Delisting of ‘fake’ Hilsa fishermen demanded

DHAKA : Several rights organizations yesterday urged the government to provide identity cards to genuine Hilsa fishermen only and delist the fake ones enjoying government aid unethically during temporary bans over off-season fishing of the delicious fish in major rivers and along the coast, reports BSS.
They said the people who were never fishermen under any criteria were enjoying various supports and government services while the real and deserving fishermen were being deprived off those services and benefits. The anomaly has been frustrating campaigns to prevent ‘jatka’ catches and mother Hilsa harvests.
The demands were made at a human chain held in front of the National Press Club by a group of 27 civil society networks, farmers, fishers and labour organizations, according to a press release available here.
Representatives from the organizations appreciated the government’s initiative for the temporary ban on the catch of the national fish, mostly imposed twice in a year, but observed that a lack of proper management of the compensation has been hindering its objectives.
Sanat Kumar Bhowmik, director of COAST, said Hilsa production has increased by 44,000 metric tons per year as a result of various government initiatives. The Hilsa production income now hovers around Taka 22,000 crore.

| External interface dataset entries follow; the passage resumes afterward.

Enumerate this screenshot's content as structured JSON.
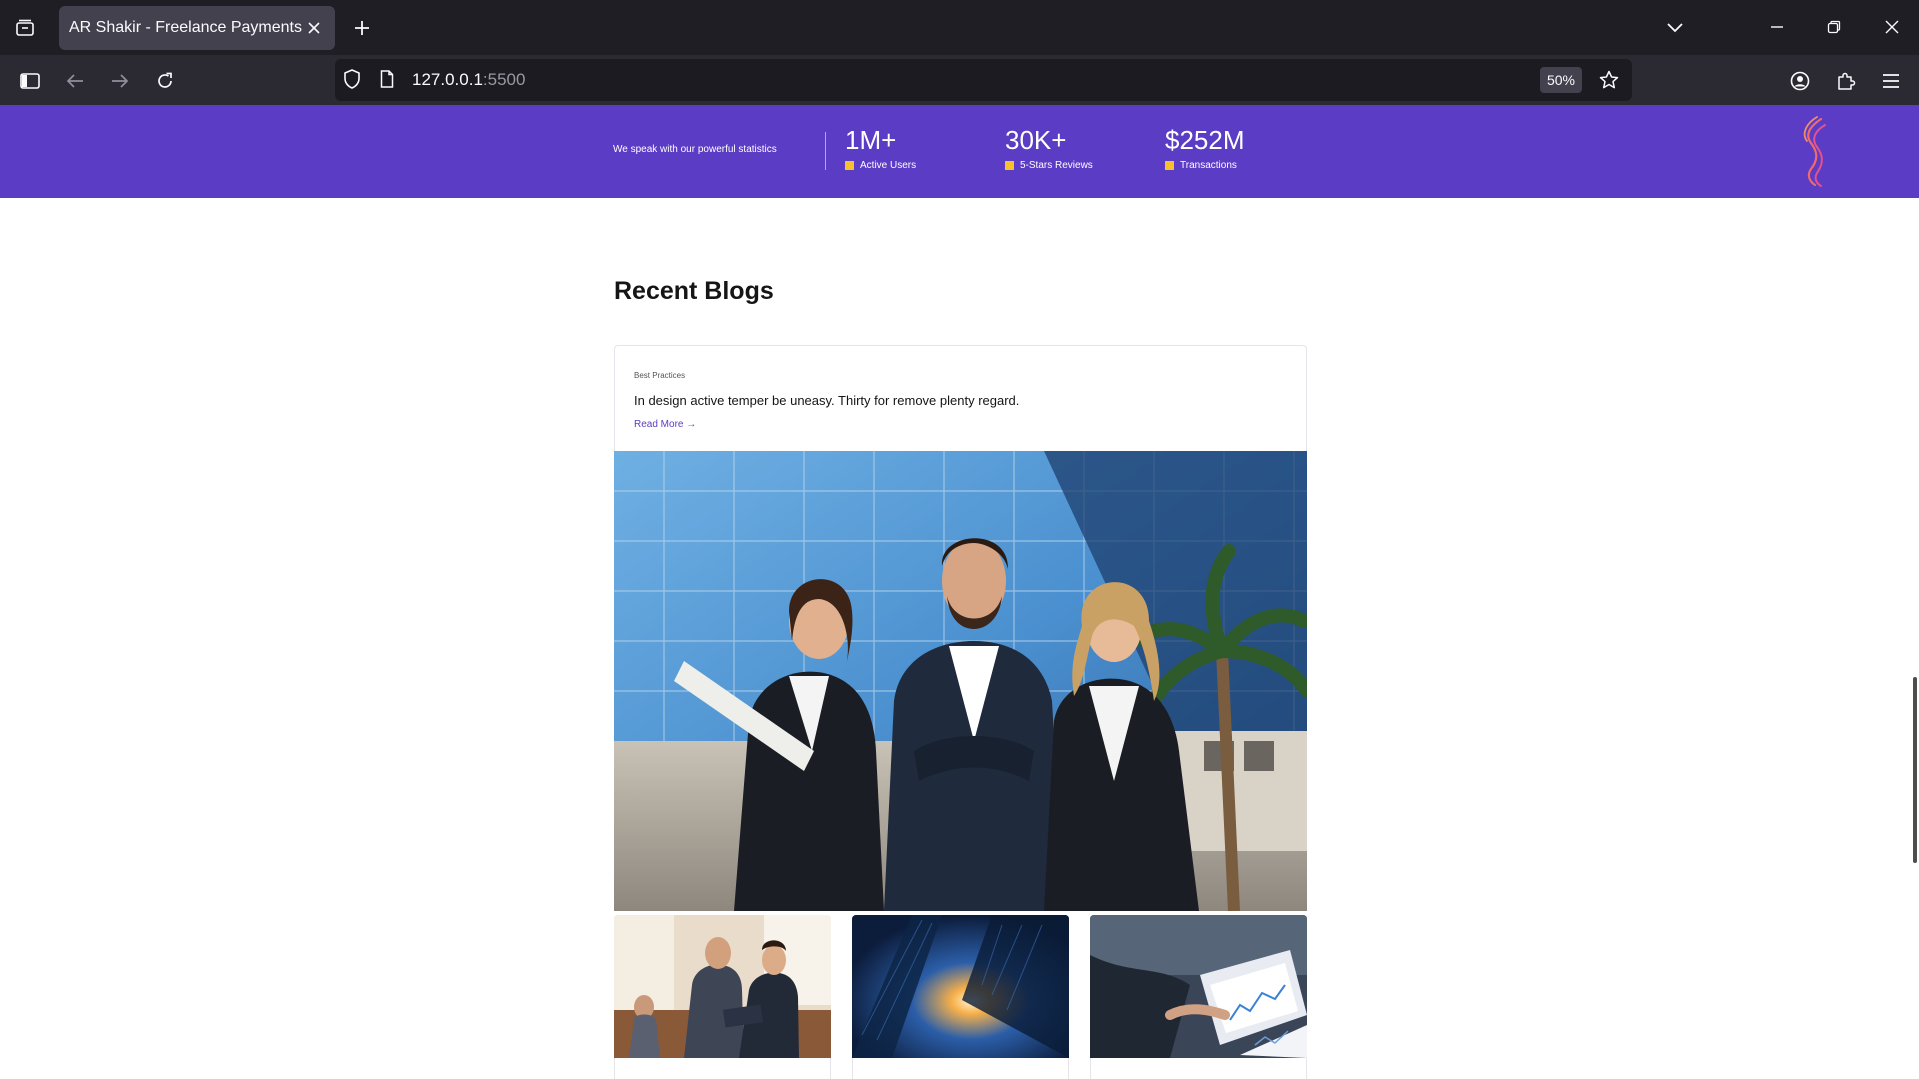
{
  "browser": {
    "tab_title": "AR Shakir - Freelance Payments",
    "url_host": "127.0.0.1",
    "url_port": ":5500",
    "zoom_level": "50%"
  },
  "stats": {
    "tagline": "We speak with our powerful statistics",
    "items": [
      {
        "value": "1M+",
        "label": "Active Users"
      },
      {
        "value": "30K+",
        "label": "5-Stars Reviews"
      },
      {
        "value": "$252M",
        "label": "Transactions"
      }
    ]
  },
  "blogs": {
    "section_title": "Recent Blogs",
    "featured": {
      "category": "Best Practices",
      "headline": "In design active temper be uneasy. Thirty for remove plenty regard.",
      "read_more": "Read More →"
    }
  },
  "colors": {
    "brand_purple": "#5b3cc4",
    "accent_yellow": "#f6c12d",
    "logo_coral": "#f06a6a"
  }
}
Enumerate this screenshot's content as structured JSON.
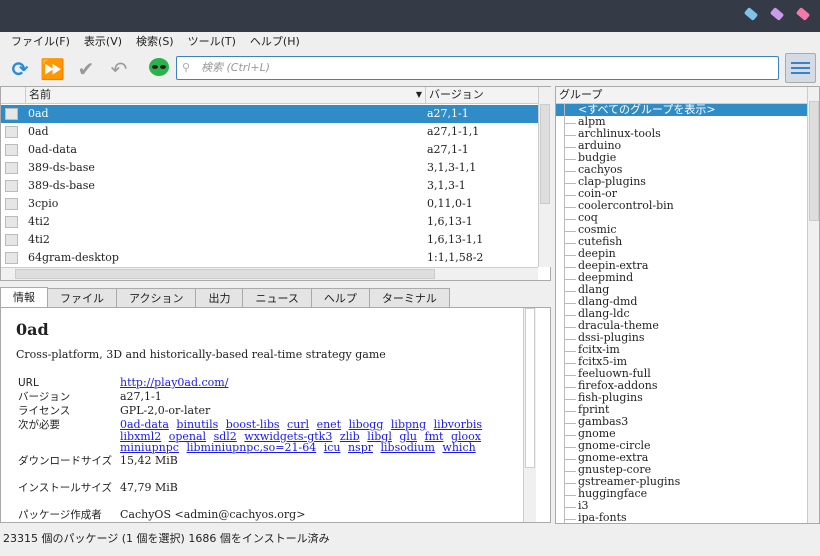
{
  "colors": {
    "titlebar": "#353a47",
    "accent": "#308cc6"
  },
  "menu": [
    "ファイル(F)",
    "表示(V)",
    "検索(S)",
    "ツール(T)",
    "ヘルプ(H)"
  ],
  "toolbar": {
    "search_placeholder": "検索 (Ctrl+L)"
  },
  "columns": {
    "name": "名前",
    "version": "バージョン"
  },
  "packages": [
    {
      "name": "0ad",
      "version": "a27,1-1"
    },
    {
      "name": "0ad",
      "version": "a27,1-1,1"
    },
    {
      "name": "0ad-data",
      "version": "a27,1-1"
    },
    {
      "name": "389-ds-base",
      "version": "3,1,3-1,1"
    },
    {
      "name": "389-ds-base",
      "version": "3,1,3-1"
    },
    {
      "name": "3cpio",
      "version": "0,11,0-1"
    },
    {
      "name": "4ti2",
      "version": "1,6,13-1"
    },
    {
      "name": "4ti2",
      "version": "1,6,13-1,1"
    },
    {
      "name": "64gram-desktop",
      "version": "1:1,1,58-2"
    }
  ],
  "tabs": [
    "情報",
    "ファイル",
    "アクション",
    "出力",
    "ニュース",
    "ヘルプ",
    "ターミナル"
  ],
  "info": {
    "title": "0ad",
    "description": "Cross-platform, 3D and historically-based real-time strategy game",
    "url_label": "URL",
    "url": "http://play0ad.com/",
    "version_label": "バージョン",
    "version": "a27,1-1",
    "license_label": "ライセンス",
    "license": "GPL-2,0-or-later",
    "depends_label": "次が必要",
    "depends": [
      "0ad-data",
      "binutils",
      "boost-libs",
      "curl",
      "enet",
      "libogg",
      "libpng",
      "libvorbis",
      "libxml2",
      "openal",
      "sdl2",
      "wxwidgets-gtk3",
      "zlib",
      "libgl",
      "glu",
      "fmt",
      "gloox",
      "miniupnpc",
      "libminiupnpc,so=21-64",
      "icu",
      "nspr",
      "libsodium",
      "which"
    ],
    "download_label": "ダウンロードサイズ",
    "download": "15,42 MiB",
    "install_label": "インストールサイズ",
    "install": "47,79 MiB",
    "packager_label": "パッケージ作成者",
    "packager": "CachyOS <admin@cachyos.org>"
  },
  "groups_header": "グループ",
  "groups": [
    "<すべてのグループを表示>",
    "alpm",
    "archlinux-tools",
    "arduino",
    "budgie",
    "cachyos",
    "clap-plugins",
    "coin-or",
    "coolercontrol-bin",
    "coq",
    "cosmic",
    "cutefish",
    "deepin",
    "deepin-extra",
    "deepmind",
    "dlang",
    "dlang-dmd",
    "dlang-ldc",
    "dracula-theme",
    "dssi-plugins",
    "fcitx-im",
    "fcitx5-im",
    "feeluown-full",
    "firefox-addons",
    "fish-plugins",
    "fprint",
    "gambas3",
    "gnome",
    "gnome-circle",
    "gnome-extra",
    "gnustep-core",
    "gstreamer-plugins",
    "huggingface",
    "i3",
    "ipa-fonts"
  ],
  "status": "23315 個のパッケージ (1 個を選択)  1686 個をインストール済み"
}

The Ministry Of Fisheries and Animal Resources imposes temporary bans twice in a year – March-April and early October- to prevent over exploitation of Hilsa, the most delicious national fish, through preventing the fishing of fries and pregnant mother fishes.

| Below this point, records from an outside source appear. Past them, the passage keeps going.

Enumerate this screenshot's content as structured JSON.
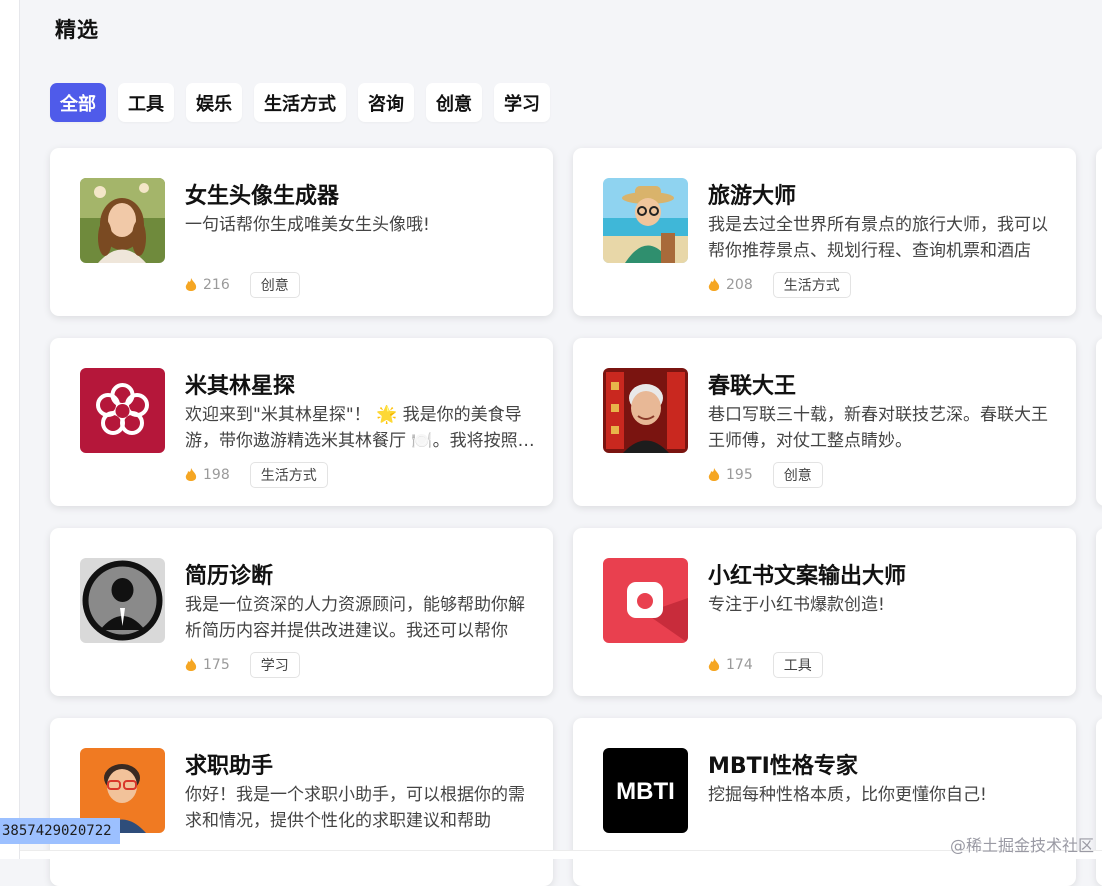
{
  "page": {
    "title": "精选"
  },
  "tabs": [
    {
      "label": "全部",
      "active": true
    },
    {
      "label": "工具"
    },
    {
      "label": "娱乐"
    },
    {
      "label": "生活方式"
    },
    {
      "label": "咨询"
    },
    {
      "label": "创意"
    },
    {
      "label": "学习"
    }
  ],
  "cards": [
    {
      "title": "女生头像生成器",
      "desc": "一句话帮你生成唯美女生头像哦!",
      "count": "216",
      "tag": "创意",
      "avatar": "girl-portrait"
    },
    {
      "title": "旅游大师",
      "desc": "我是去过全世界所有景点的旅行大师，我可以帮你推荐景点、规划行程、查询机票和酒店",
      "count": "208",
      "tag": "生活方式",
      "avatar": "traveler-avatar"
    },
    {
      "title": "米其林星探",
      "desc": "欢迎来到\"米其林星探\"！ 🌟 我是你的美食导游，带你遨游精选米其林餐厅 🍽️。我将按照你的需求推荐",
      "count": "198",
      "tag": "生活方式",
      "avatar": "michelin-logo"
    },
    {
      "title": "春联大王",
      "desc": "巷口写联三十载，新春对联技艺深。春联大王王师傅，对仗工整点睛妙。",
      "count": "195",
      "tag": "创意",
      "avatar": "calligrapher-portrait"
    },
    {
      "title": "简历诊断",
      "desc": "我是一位资深的人力资源顾问，能够帮助你解析简历内容并提供改进建议。我还可以帮你",
      "count": "175",
      "tag": "学习",
      "avatar": "hr-consultant-avatar"
    },
    {
      "title": "小红书文案输出大师",
      "desc": "专注于小红书爆款创造!",
      "count": "174",
      "tag": "工具",
      "avatar": "xiaohongshu-icon"
    },
    {
      "title": "求职助手",
      "desc": "你好！我是一个求职小助手，可以根据你的需求和情况，提供个性化的求职建议和帮助",
      "count": "",
      "tag": "",
      "avatar": "job-assistant-avatar"
    },
    {
      "title": "MBTI性格专家",
      "desc": "挖掘每种性格本质，比你更懂你自己!",
      "count": "",
      "tag": "",
      "avatar": "mbti-logo",
      "avatar_text": "MBTI"
    }
  ],
  "status_chip": "3857429020722",
  "watermark": "@稀土掘金技术社区",
  "colors": {
    "accent": "#4f5bea",
    "flame": "#f5a623",
    "background": "#f4f5f8"
  }
}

During the temporary ban, thousands of families living on Hilsa fishing get temporarily unemployed and the government provides 40kgs of rice to each fisherman to run their families during the period and comply with the government’s instruction.

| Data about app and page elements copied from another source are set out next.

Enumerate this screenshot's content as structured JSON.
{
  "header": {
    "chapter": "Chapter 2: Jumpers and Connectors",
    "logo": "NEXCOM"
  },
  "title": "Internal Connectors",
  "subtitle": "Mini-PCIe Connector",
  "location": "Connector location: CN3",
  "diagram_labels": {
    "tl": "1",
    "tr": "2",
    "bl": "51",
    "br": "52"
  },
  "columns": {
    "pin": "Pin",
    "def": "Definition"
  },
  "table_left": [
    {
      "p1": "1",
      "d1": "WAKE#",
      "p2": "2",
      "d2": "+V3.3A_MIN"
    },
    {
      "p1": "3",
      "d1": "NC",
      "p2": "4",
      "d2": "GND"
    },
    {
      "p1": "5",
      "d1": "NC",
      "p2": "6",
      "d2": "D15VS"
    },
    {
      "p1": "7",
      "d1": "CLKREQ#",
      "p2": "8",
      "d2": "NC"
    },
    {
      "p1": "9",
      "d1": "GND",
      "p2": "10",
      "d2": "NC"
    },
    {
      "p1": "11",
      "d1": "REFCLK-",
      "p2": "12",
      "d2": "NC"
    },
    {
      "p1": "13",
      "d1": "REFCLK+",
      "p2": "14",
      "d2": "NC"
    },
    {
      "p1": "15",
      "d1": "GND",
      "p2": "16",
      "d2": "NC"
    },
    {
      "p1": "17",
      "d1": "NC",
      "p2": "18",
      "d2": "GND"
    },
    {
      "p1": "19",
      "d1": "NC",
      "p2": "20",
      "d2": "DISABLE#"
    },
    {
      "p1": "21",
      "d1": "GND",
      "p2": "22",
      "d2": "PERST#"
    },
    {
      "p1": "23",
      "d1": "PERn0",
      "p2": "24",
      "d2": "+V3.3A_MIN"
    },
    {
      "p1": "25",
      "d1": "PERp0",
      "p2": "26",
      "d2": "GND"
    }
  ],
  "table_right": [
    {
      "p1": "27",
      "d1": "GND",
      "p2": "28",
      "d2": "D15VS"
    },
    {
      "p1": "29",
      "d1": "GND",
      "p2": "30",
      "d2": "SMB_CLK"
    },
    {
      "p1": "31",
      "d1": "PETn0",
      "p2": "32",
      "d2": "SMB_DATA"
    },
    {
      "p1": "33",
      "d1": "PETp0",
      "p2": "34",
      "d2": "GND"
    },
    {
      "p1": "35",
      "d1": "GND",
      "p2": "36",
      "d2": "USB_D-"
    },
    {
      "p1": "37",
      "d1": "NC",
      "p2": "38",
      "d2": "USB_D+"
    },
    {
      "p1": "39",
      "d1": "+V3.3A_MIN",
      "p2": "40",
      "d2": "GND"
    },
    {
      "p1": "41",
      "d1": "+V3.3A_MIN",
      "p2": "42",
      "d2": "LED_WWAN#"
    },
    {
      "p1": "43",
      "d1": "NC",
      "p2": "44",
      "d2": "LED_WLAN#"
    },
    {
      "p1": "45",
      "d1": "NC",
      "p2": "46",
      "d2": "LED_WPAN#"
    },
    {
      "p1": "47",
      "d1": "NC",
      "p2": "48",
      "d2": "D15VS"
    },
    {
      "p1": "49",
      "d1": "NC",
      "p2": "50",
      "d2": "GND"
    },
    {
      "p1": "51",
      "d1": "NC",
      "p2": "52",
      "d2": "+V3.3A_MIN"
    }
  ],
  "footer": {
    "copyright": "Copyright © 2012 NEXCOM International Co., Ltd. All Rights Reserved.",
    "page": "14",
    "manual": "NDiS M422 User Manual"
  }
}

Asif Iqbal of ‘Muktir Dak’ said an estimated 30 percent of ‘fake fishermen’ managed to have ID cards under social and political influences, while 40 percent of genuine Hilsa fishermen have yet to get their cards.
It’s a total mismanagement of a good initiative, he added.
Mujibul Haque Munir of Coast Trust said the income from the annual increased production of Hilsa was Tk 200 crore as opposed to the amount for fishers compensation of 13 crore only. The mismanagement of government’s aid not only deprives the most deserving fishermen but also the aid reaches to the target group too lately, he observed adding compensation must be provided at least seven days before the ban starts.
The rights organizations also came up with some specific suggestions that are likely to change the situation and improve fishers’ conditions. These include: fishermen’s participation must be ensured during rice distribution process or the money should be channeled through bank accounts or mobile banking.
Special allocation for the poor Hilsa fishermen can be made from the Climate Change Trust Fund as well, they pointed out.